(Exercise input begins)

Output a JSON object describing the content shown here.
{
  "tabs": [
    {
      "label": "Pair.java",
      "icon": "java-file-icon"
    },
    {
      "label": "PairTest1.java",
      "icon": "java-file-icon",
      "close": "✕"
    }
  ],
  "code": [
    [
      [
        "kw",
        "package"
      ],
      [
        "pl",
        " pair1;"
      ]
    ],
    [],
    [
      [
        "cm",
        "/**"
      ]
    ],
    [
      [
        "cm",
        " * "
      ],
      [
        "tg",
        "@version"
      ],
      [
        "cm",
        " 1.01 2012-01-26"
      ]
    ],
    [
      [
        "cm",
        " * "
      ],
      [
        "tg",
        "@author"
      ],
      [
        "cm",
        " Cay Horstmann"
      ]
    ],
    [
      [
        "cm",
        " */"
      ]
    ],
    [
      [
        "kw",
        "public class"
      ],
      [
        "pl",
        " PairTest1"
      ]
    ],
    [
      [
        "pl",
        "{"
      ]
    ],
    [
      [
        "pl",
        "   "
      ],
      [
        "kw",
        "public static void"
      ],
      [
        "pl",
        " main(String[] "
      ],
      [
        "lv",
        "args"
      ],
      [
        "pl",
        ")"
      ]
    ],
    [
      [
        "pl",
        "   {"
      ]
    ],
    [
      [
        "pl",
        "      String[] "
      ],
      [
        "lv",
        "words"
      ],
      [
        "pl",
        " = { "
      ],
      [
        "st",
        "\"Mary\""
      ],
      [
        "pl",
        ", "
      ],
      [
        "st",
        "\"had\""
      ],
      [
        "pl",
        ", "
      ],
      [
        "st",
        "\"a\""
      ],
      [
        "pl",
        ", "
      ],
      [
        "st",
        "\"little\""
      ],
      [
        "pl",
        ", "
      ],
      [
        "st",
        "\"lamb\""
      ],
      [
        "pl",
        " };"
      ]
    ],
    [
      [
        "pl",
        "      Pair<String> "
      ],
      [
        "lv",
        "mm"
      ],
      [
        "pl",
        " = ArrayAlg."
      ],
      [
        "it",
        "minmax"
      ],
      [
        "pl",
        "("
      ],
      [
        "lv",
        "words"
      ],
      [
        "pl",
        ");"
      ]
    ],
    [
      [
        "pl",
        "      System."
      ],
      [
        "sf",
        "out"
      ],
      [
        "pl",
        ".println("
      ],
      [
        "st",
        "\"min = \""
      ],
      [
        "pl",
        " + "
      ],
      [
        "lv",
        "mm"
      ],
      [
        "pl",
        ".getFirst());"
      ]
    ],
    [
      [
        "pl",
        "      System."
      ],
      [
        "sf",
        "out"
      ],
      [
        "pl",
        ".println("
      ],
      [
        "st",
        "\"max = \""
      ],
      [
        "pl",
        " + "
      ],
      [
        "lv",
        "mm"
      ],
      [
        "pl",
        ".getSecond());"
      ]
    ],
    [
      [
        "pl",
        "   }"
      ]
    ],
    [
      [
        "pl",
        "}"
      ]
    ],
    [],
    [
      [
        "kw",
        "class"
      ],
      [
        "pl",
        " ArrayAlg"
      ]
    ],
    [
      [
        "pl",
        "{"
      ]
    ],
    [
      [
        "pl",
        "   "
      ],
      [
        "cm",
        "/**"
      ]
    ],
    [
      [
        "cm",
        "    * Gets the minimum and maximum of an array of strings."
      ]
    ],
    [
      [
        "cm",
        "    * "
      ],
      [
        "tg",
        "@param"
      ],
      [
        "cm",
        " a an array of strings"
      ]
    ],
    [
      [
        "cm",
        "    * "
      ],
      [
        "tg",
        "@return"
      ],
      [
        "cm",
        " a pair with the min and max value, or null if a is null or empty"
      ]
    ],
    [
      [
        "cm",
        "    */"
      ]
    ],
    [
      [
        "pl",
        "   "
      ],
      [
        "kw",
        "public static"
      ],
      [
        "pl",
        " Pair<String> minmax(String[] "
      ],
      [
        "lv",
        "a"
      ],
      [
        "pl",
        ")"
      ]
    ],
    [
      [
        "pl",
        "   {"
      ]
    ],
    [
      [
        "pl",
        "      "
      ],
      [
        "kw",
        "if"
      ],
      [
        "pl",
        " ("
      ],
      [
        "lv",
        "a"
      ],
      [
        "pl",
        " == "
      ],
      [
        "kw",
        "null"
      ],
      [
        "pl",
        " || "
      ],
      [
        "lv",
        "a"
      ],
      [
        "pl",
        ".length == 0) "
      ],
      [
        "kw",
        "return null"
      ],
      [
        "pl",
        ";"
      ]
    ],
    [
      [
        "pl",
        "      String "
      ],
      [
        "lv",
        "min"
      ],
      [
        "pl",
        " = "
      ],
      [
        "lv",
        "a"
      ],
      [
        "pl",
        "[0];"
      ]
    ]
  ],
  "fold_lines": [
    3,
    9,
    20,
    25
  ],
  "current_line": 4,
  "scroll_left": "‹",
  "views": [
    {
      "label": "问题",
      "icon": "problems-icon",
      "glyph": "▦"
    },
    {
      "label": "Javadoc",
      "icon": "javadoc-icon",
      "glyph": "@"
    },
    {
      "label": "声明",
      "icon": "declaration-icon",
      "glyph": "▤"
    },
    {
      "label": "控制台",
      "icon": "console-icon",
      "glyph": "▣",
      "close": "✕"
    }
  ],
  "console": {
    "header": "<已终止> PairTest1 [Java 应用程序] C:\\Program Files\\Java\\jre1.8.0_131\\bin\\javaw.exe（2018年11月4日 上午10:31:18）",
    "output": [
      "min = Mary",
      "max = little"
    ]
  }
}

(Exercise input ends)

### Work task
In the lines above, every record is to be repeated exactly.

### Solved problem
Output a JSON object describing the content shown here.
{
  "tabs": [
    {
      "label": "Pair.java",
      "icon": "java-file-icon"
    },
    {
      "label": "PairTest1.java",
      "icon": "java-file-icon",
      "close": "✕"
    }
  ],
  "code": [
    [
      [
        "kw",
        "package"
      ],
      [
        "pl",
        " pair1;"
      ]
    ],
    [],
    [
      [
        "cm",
        "/**"
      ]
    ],
    [
      [
        "cm",
        " * "
      ],
      [
        "tg",
        "@version"
      ],
      [
        "cm",
        " 1.01 2012-01-26"
      ]
    ],
    [
      [
        "cm",
        " * "
      ],
      [
        "tg",
        "@author"
      ],
      [
        "cm",
        " Cay Horstmann"
      ]
    ],
    [
      [
        "cm",
        " */"
      ]
    ],
    [
      [
        "kw",
        "public class"
      ],
      [
        "pl",
        " PairTest1"
      ]
    ],
    [
      [
        "pl",
        "{"
      ]
    ],
    [
      [
        "pl",
        "   "
      ],
      [
        "kw",
        "public static void"
      ],
      [
        "pl",
        " main(String[] "
      ],
      [
        "lv",
        "args"
      ],
      [
        "pl",
        ")"
      ]
    ],
    [
      [
        "pl",
        "   {"
      ]
    ],
    [
      [
        "pl",
        "      String[] "
      ],
      [
        "lv",
        "words"
      ],
      [
        "pl",
        " = { "
      ],
      [
        "st",
        "\"Mary\""
      ],
      [
        "pl",
        ", "
      ],
      [
        "st",
        "\"had\""
      ],
      [
        "pl",
        ", "
      ],
      [
        "st",
        "\"a\""
      ],
      [
        "pl",
        ", "
      ],
      [
        "st",
        "\"little\""
      ],
      [
        "pl",
        ", "
      ],
      [
        "st",
        "\"lamb\""
      ],
      [
        "pl",
        " };"
      ]
    ],
    [
      [
        "pl",
        "      Pair<String> "
      ],
      [
        "lv",
        "mm"
      ],
      [
        "pl",
        " = ArrayAlg."
      ],
      [
        "it",
        "minmax"
      ],
      [
        "pl",
        "("
      ],
      [
        "lv",
        "words"
      ],
      [
        "pl",
        ");"
      ]
    ],
    [
      [
        "pl",
        "      System."
      ],
      [
        "sf",
        "out"
      ],
      [
        "pl",
        ".println("
      ],
      [
        "st",
        "\"min = \""
      ],
      [
        "pl",
        " + "
      ],
      [
        "lv",
        "mm"
      ],
      [
        "pl",
        ".getFirst());"
      ]
    ],
    [
      [
        "pl",
        "      System."
      ],
      [
        "sf",
        "out"
      ],
      [
        "pl",
        ".println("
      ],
      [
        "st",
        "\"max = \""
      ],
      [
        "pl",
        " + "
      ],
      [
        "lv",
        "mm"
      ],
      [
        "pl",
        ".getSecond());"
      ]
    ],
    [
      [
        "pl",
        "   }"
      ]
    ],
    [
      [
        "pl",
        "}"
      ]
    ],
    [],
    [
      [
        "kw",
        "class"
      ],
      [
        "pl",
        " ArrayAlg"
      ]
    ],
    [
      [
        "pl",
        "{"
      ]
    ],
    [
      [
        "pl",
        "   "
      ],
      [
        "cm",
        "/**"
      ]
    ],
    [
      [
        "cm",
        "    * Gets the minimum and maximum of an array of strings."
      ]
    ],
    [
      [
        "cm",
        "    * "
      ],
      [
        "tg",
        "@param"
      ],
      [
        "cm",
        " a an array of strings"
      ]
    ],
    [
      [
        "cm",
        "    * "
      ],
      [
        "tg",
        "@return"
      ],
      [
        "cm",
        " a pair with the min and max value, or null if a is null or empty"
      ]
    ],
    [
      [
        "cm",
        "    */"
      ]
    ],
    [
      [
        "pl",
        "   "
      ],
      [
        "kw",
        "public static"
      ],
      [
        "pl",
        " Pair<String> minmax(String[] "
      ],
      [
        "lv",
        "a"
      ],
      [
        "pl",
        ")"
      ]
    ],
    [
      [
        "pl",
        "   {"
      ]
    ],
    [
      [
        "pl",
        "      "
      ],
      [
        "kw",
        "if"
      ],
      [
        "pl",
        " ("
      ],
      [
        "lv",
        "a"
      ],
      [
        "pl",
        " == "
      ],
      [
        "kw",
        "null"
      ],
      [
        "pl",
        " || "
      ],
      [
        "lv",
        "a"
      ],
      [
        "pl",
        ".length == 0) "
      ],
      [
        "kw",
        "return null"
      ],
      [
        "pl",
        ";"
      ]
    ],
    [
      [
        "pl",
        "      String "
      ],
      [
        "lv",
        "min"
      ],
      [
        "pl",
        " = "
      ],
      [
        "lv",
        "a"
      ],
      [
        "pl",
        "[0];"
      ]
    ]
  ],
  "fold_lines": [
    3,
    9,
    20,
    25
  ],
  "current_line": 4,
  "scroll_left": "‹",
  "views": [
    {
      "label": "问题",
      "icon": "problems-icon",
      "glyph": "▦"
    },
    {
      "label": "Javadoc",
      "icon": "javadoc-icon",
      "glyph": "@"
    },
    {
      "label": "声明",
      "icon": "declaration-icon",
      "glyph": "▤"
    },
    {
      "label": "控制台",
      "icon": "console-icon",
      "glyph": "▣",
      "close": "✕"
    }
  ],
  "console": {
    "header": "<已终止> PairTest1 [Java 应用程序] C:\\Program Files\\Java\\jre1.8.0_131\\bin\\javaw.exe（2018年11月4日 上午10:31:18）",
    "output": [
      "min = Mary",
      "max = little"
    ]
  }
}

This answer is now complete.